7 Respondent Hartman had filed a petition to modify the decree in 1980 to include this orthodontic treatment. This petition for modification was answered by petitioner Leslie, but was never noted for trial. Thus, the matter was still pending until September 20, 1985, when the Honorable Thomas A. Swayze, Jr., ruled that the orthodontic treatment was included in the decree of dissolution of marriage.



In February 1986, he brought an amended motion to modify in order to include a motion for relief of judgment based upon the irregularity of obtaining the default dissolution decree.

Thus, petitioner Leslie's motions were timely, even absent the rule that void judgments may be challenged at any time. He simply waited until resolution of respondent Hartman's motion to modify the decree of dissolution of marriage and her corresponding notice of trial amendment before he filed his motion to modify the Superior Court order which actually set forth his liability for orthodontic expenses, medical expenses and related insurance.

We hold that the default dissolution decree dated June 13, 1974, is void to the extent that it awards relief in excess of that sought in the petition for dissolution and in the property settlement agreement signed by the parties. Petitioner Leslie's challenges to the void portions of the decree were timely because such challenges may properly be brought at any time under CR 60(b)(5). Further, petitioner Leslie brought a timely motion for relief (October 3, 1985) from the Superior Court order of the Honorable Thomas A. Swayze, Jr., entered September 20, 1985.

However, even though the original default dissolution decree appears to be void as to petitioner Leslie's liability for medical expenses and insurance, including orthodontic expenses, the Superior Court order entered September 20, 1985, represents a valid modification of the decree to include the "orthodontic treatment requested by [respondent Hartman] in her affidavit executed on June 26, 1985." The modification order was entered after proper hearings, including respondent Hartman's petition for modification and notice of trial amendment (filed August 1, 1980), and petitioner Leslie's affidavits in opposition to orders to show cause (filed August 15, 1980, and July 5, 1985).

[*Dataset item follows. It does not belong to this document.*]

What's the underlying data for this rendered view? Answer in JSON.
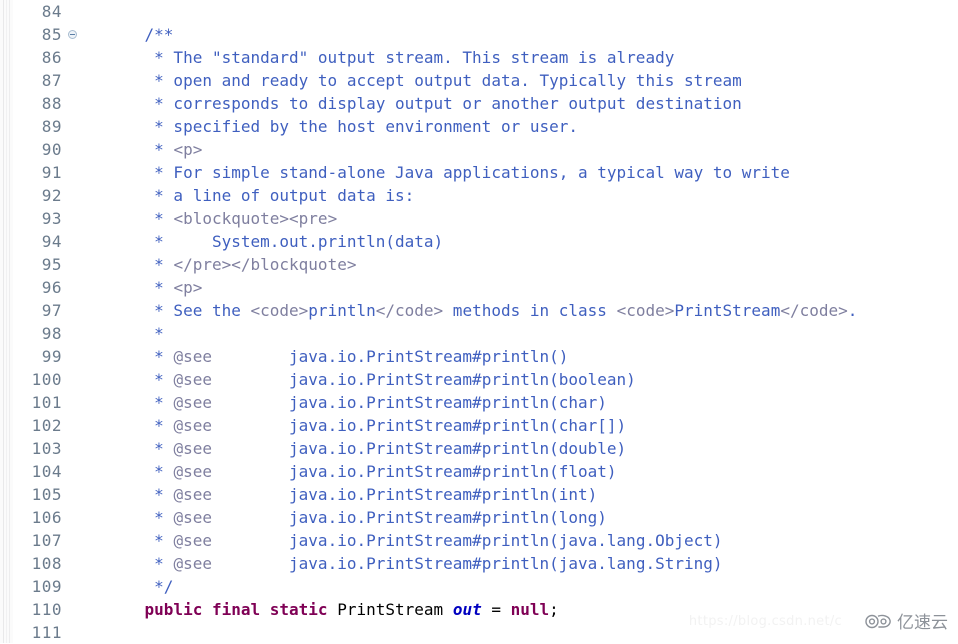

We therefore reverse the Court of Appeals determination that petitioner Leslie's motion for relief from the default dissolution decree was untimely under CR 60(b)(5); but affirm the Court of Appeals decision denying petitioner Leslie's motion for relief and upholding the Superior Court order of the Honorable Thomas A. Swayze, Jr., modifying the dissolution decree.

CONCURRING JUDGES: Callow, C.J., and Utter, Brachtenbach, Dolliver, Dore, Pearson, Andersen, and Durham, JJ., concur.

POST-OPINION INFORMATION: